Heavy duty vehicles (just like any other type of vehicle) are starting to look a lot different today. Maybe you can't see the differences on the outside, but under the hood, change is happening. Perhaps the biggest change in vehicle technology in the past two decades is the transition from hydraulic to electronic power steering, and those advancements are finally making their way into the heavy duty segment.
Most new cars produced in the past few years come with standard electronic power steering, but how is this shift from hydraulic to electronic steering affecting the heavy duty market? Today, we'll discuss the advantages of manufacturers making the switch and how fleets are accepting the change to EPS.
Why the Transition from Hydraulic to Electronic Power Steering?
For many years, hydraulic power steering was the standard system for steering assist for most vehicles on the road. With hydraulic steering, fluid moving through a belt-driven pump made steering easier and more comfortable for drivers -- especially in high-mileage heavy duty vehicles that also benefitted from the fuel efficiency and assist features. For decades, hydraulic steering was a great choice for regulating the amount of assist needed to accommodate steering effort at different speeds. However, not that long ago, electronic power steering emerged on the market and changed everything.
Since electronic power steering operates using sensors that transmit signals to a control module, and as the need for physical pumps, belts, and fluid was eliminated, so were many of the maintenance challenges associated with hydraulic steering systems. Issues with things like fluid pressure and quality, leakage from pumps and hoses, and wear and tear on mechanical parts that require constant service and repairs. When it comes to heavy duty vehicles and the high pressure and wear their parts go through on a daily basis, hydraulic steering comes with a lot of moving parts that require attention to maintain and fix.
While electronic power steering comes with its own unique challenges in terms of calibration and programming, it makes a lot of sense to bring this technology to a segment that is constantly replacing worn out parts. However, there is still hesitation from fleet managers to adopt electronic steering.
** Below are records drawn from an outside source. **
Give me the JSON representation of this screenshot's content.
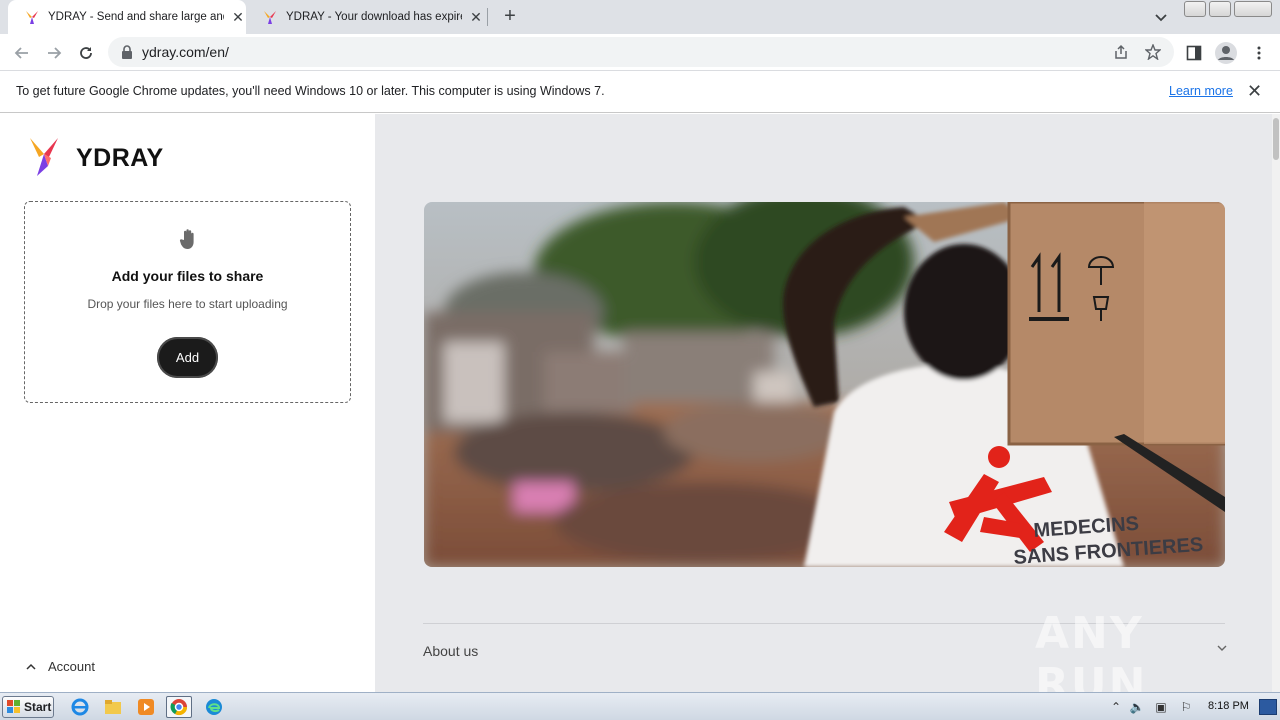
{
  "browser": {
    "tabs": [
      {
        "title": "YDRAY - Send and share large and b",
        "active": true
      },
      {
        "title": "YDRAY - Your download has expired",
        "active": false
      }
    ],
    "url": "ydray.com/en/"
  },
  "infobar": {
    "message": "To get future Google Chrome updates, you'll need Windows 10 or later. This computer is using Windows 7.",
    "link": "Learn more"
  },
  "page": {
    "brand": "YDRAY",
    "upload": {
      "heading": "Add your files to share",
      "subtext": "Drop your files here to start uploading",
      "button": "Add"
    },
    "account_label": "Account",
    "hero_text": [
      "MEDECINS",
      "SANS FRONTIERES"
    ],
    "footer": {
      "about": "About us"
    }
  },
  "watermark": "ANY RUN",
  "taskbar": {
    "start": "Start",
    "clock": "8:18 PM"
  },
  "colors": {
    "accent_link": "#1a73e8",
    "msf_red": "#e2231a",
    "page_bg": "#e8e9ec"
  }
}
EPS in the Heavy Duty Market
As EPS has become the standard in newly produced passenger and light-duty vehicles, more and more heavy duty EPS systems and kits, as well as hybrid solutions, have entered the market. Perhaps the most notable example is that ZF recently announced it's ReAx steering system would be available for heavy duty trucks after showing promise in the coach and bus segment. The ReAx system has been upgraded as EPS and assist technology advanced, and the sensor system can be attached to steering gears to boost hydraulic steering performance in a variety of ways.
However, considering the relative age of many heavy duty vehicles on the road, as well as the higher up-front costs to upgrade trucks or purchase new ones, the fleet industry has been somewhat slow to adopt the emerging electronic steering technology, despite its features and benefits. But as manufacturers continue to move forward with EPS development in the heavy duty sphere, motivated by the success of EPS in the lighter-duty market, it's generally expected for the shift from hydraulic to electronic steering to impact the heavy duty market in the coming years. So as your shop prepares to service more and more EPS systems, it's important to begin your preparations for the heavy duty variety sooner rather than later.